JNP: OK, honestly, the TV reporter going out on the road looking for stories like this was not a new concept. Others had programs like this. You had traction. Why do you think you resonated and the others didn’t?
BP: I was talking to people who were just like my dad. In the very beginning, somebody was coaching me along and said, “When you’re on camera, picture somebody that you love talking to.” Well, that was my dad. To this day, when I look into the barrel of the lens, I’m looking at my dad’s face.
Every time, I thought about doing something else because you don’t make any money in television news. I worked forever for two bucks an hour, but you’re having a good time. Every now and then I thought, “Well, as I get older, I got to go find a real job.” Then I would think, “But I love this so much.” It also helps when people walk up to you almost every day of your life and say, “You must have the greatest job in the world.” You start believing it when enough people say it to you.
Kelli Phillips: I also think it has something to do with the fact that when we go on stories, we don’t have a preconceived idea of what this story is going to be. We honestly go in there with no questions in advance. We just sit down and talk with these people, and we develop a relationship. You see that transpire on the air.

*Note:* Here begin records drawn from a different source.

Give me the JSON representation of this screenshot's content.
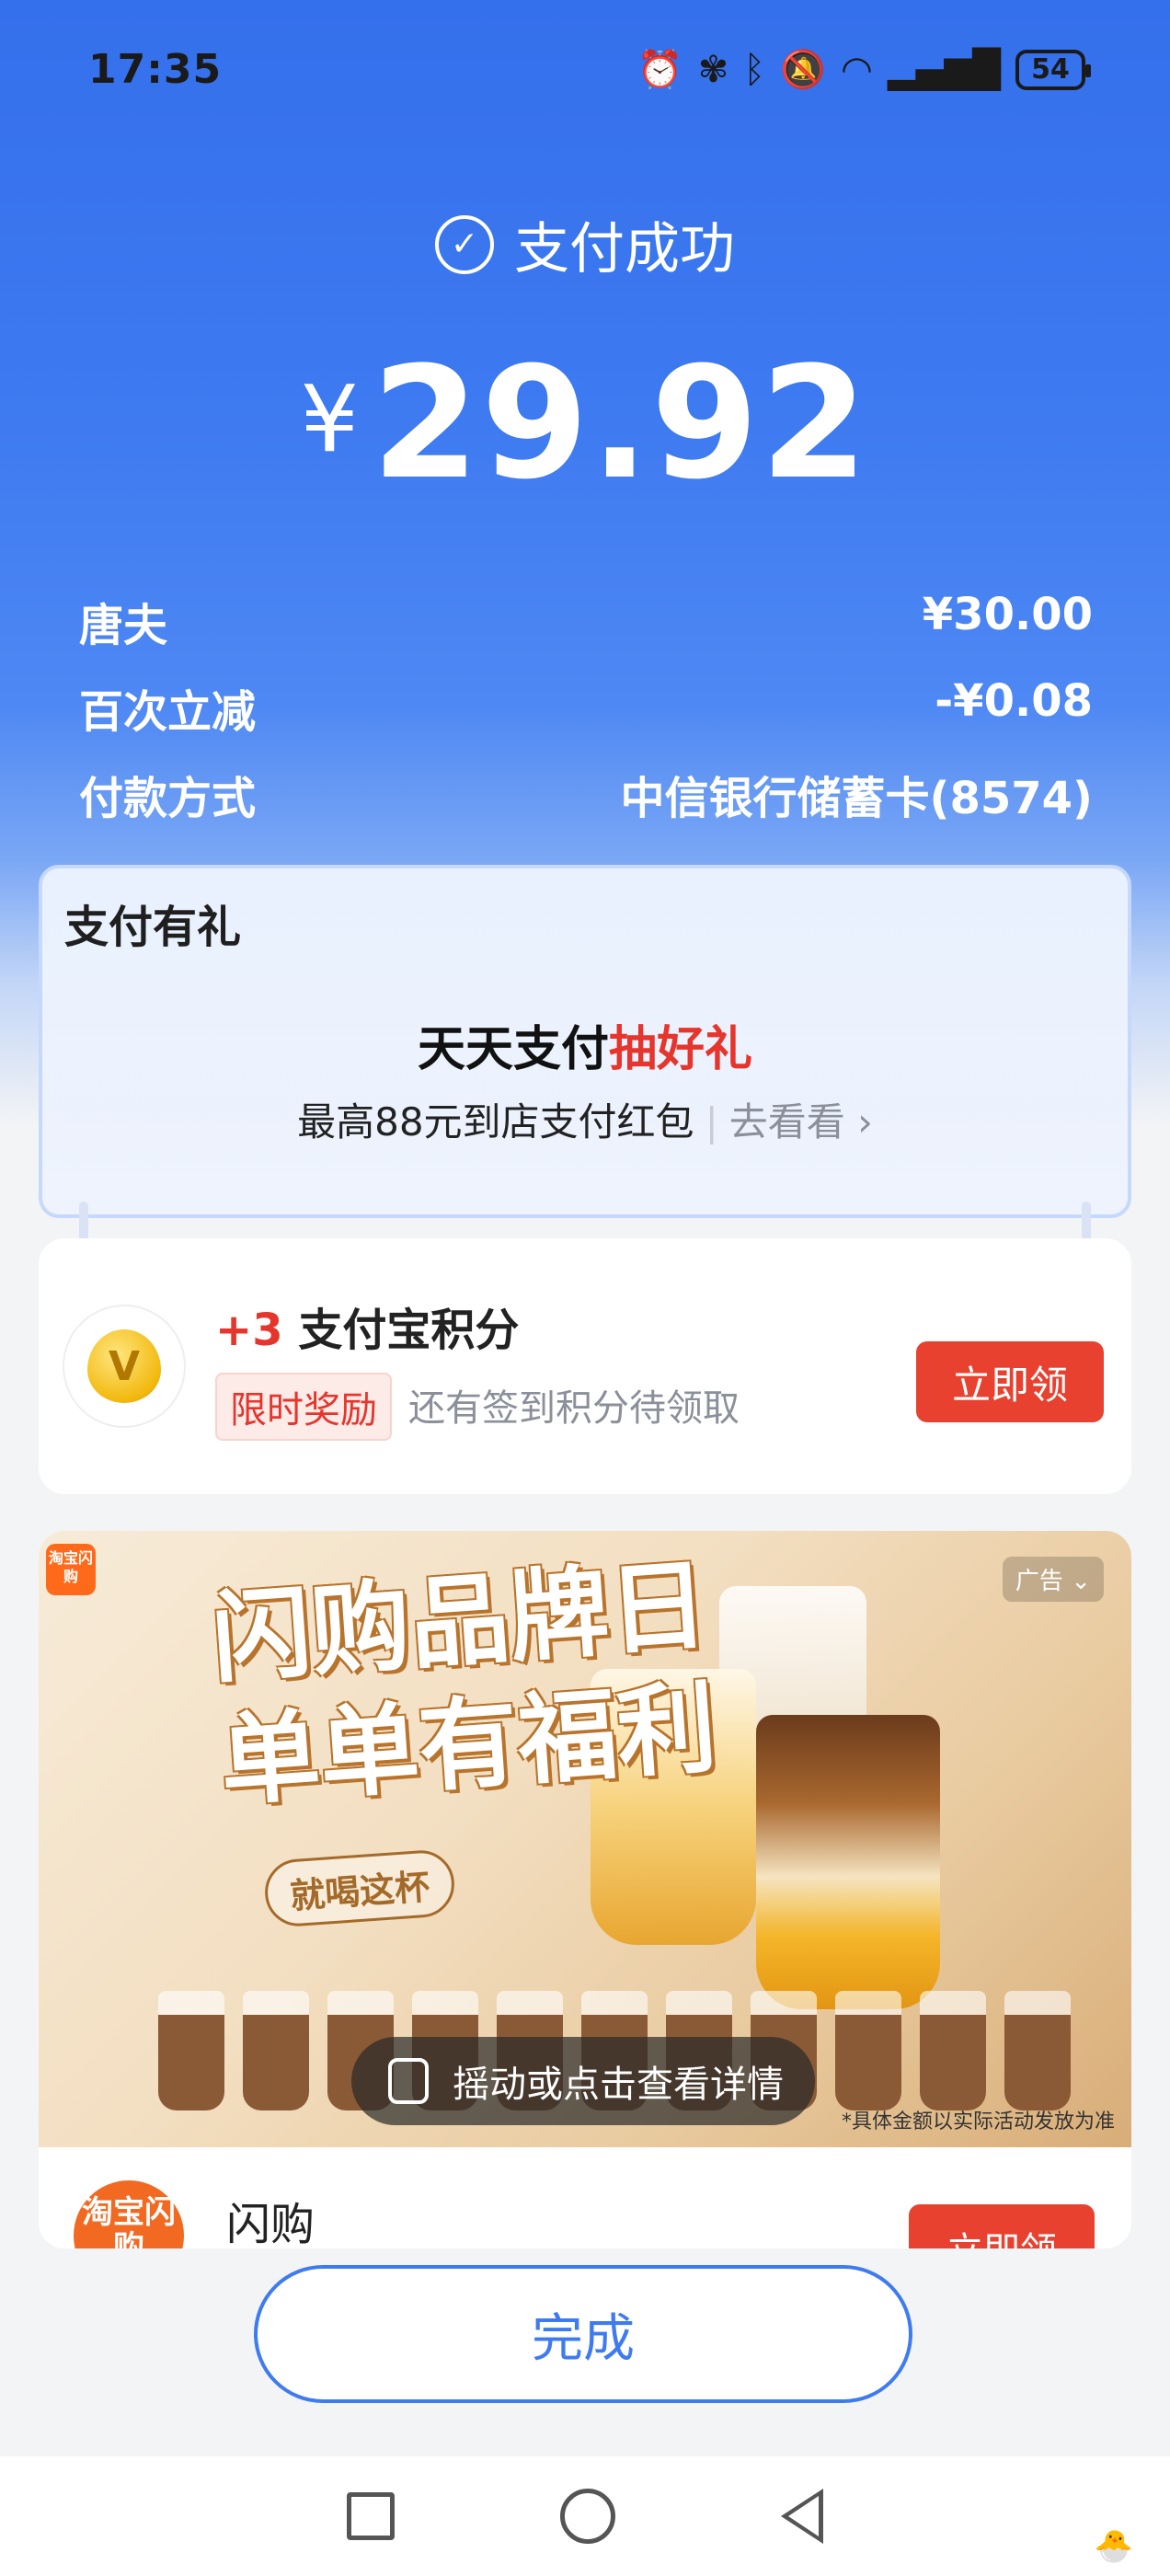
{
  "status_bar": {
    "time": "17:35",
    "icons": [
      "alarm-icon",
      "fan-icon",
      "bluetooth-icon",
      "mute-icon",
      "wifi-icon",
      "signal-5g-icon"
    ],
    "battery": "54"
  },
  "header": {
    "title": "支付成功",
    "currency": "¥",
    "amount": "29.92"
  },
  "details": [
    {
      "label": "唐夫",
      "value": "¥30.00"
    },
    {
      "label": "百次立减",
      "value": "-¥0.08"
    },
    {
      "label": "付款方式",
      "value": "中信银行储蓄卡(8574)"
    }
  ],
  "gift": {
    "title": "支付有礼",
    "main_black": "天天支付",
    "main_red": "抽好礼",
    "sub": "最高88元到店支付红包",
    "link": "去看看"
  },
  "points": {
    "plus": "+3",
    "title": "支付宝积分",
    "tag": "限时奖励",
    "note": "还有签到积分待领取",
    "button": "立即领"
  },
  "ad": {
    "logo_small": "淘宝闪购",
    "badge": "广告",
    "headline_line1": "闪购品牌日",
    "headline_line2": "单单有福利",
    "pill": "就喝这杯",
    "shake": "摇动或点击查看详情",
    "disclaimer": "*具体金额以实际活动发放为准",
    "brand_logo": "淘宝闪购",
    "brand_name": "闪购",
    "brand_button": "立即领"
  },
  "done_button": "完成",
  "colors": {
    "primary_blue": "#3570ec",
    "accent_red": "#e8412f"
  }
}
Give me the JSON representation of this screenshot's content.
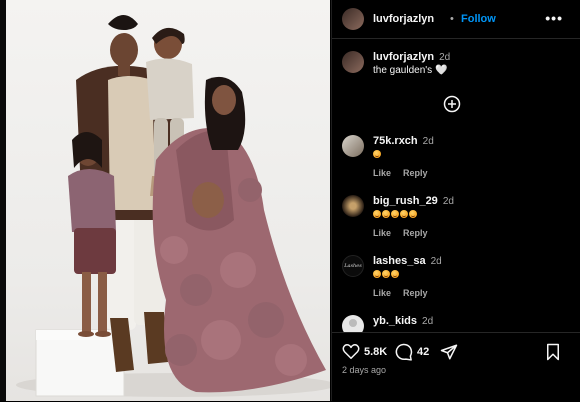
{
  "post": {
    "author": "luvforjazlyn",
    "follow_label": "Follow",
    "separator": "•",
    "caption": "the gaulden's 🤍",
    "caption_time": "2d",
    "likes": "5.8K",
    "comments_count": "42",
    "posted_ago": "2 days ago"
  },
  "comments": [
    {
      "user": "75k.rxch",
      "time": "2d",
      "emoji_count": 1,
      "like_label": "Like",
      "reply_label": "Reply"
    },
    {
      "user": "big_rush_29",
      "time": "2d",
      "emoji_count": 5,
      "like_label": "Like",
      "reply_label": "Reply"
    },
    {
      "user": "lashes_sa",
      "time": "2d",
      "emoji_count": 3,
      "like_label": "Like",
      "reply_label": "Reply",
      "avatar_text": "Lashes"
    },
    {
      "user": "yb._kids",
      "time": "2d"
    }
  ],
  "icons": {
    "more": "more-icon",
    "add_comment": "plus-circle-icon",
    "heart": "heart-icon",
    "comment": "comment-icon",
    "share": "share-icon",
    "save": "bookmark-icon"
  },
  "colors": {
    "accent": "#0095f6",
    "background": "#000000",
    "muted_text": "#a8a8a8",
    "dress": "#9d6870"
  }
}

BP: Yeah, she’s right. I’ve never gone in with a list of questions for people. Frankly, I don’t even think much about it ahead of time. We just sit down and have one of those, “Hey, how’s it going?” chats and try to take people on a little journey to get them to tell us their life story and to forget there’s cameras.
KP: And most of the time, they do.
BP: Yeah, for some reason, that’s something we were pretty successful at. If you’ve got one of those huge crews like some shows do now, they’ve got a crew of 40 or 50 people on the set shooting these things. I always think, “How do they get anything done?” We go out with two or three or maybe four people, max, and the camera kind of disappears.
JNP: Bob, on that hike up Lost Mine Trail, I remember I’d gotten in hot water with Mike Levy, the publisher at Texas Monthly, and that eventually led to my departure from the magazine. But you actually had the most comforting words at the time when you said getting fired from Channel 4 was the best thing that ever happened to you.
BP: Well, yeah, it was because that’s what propelled us. That made me. I’d done that show for 14 years. They didn’t actually fire me; they just canceled my show. But it was like being fired because I wasn’t going to stay there if they weren’t going to let me do my show. That made me pull my britches up and say, “OK, you’ve got to do something about this,” and that’s when we syndicated the show all over the state and when I started producing it myself instead of through a television station. The show had been popular in Dallas-Fort Worth, but then it …
BP: Exploded all over the state. That was a good thing.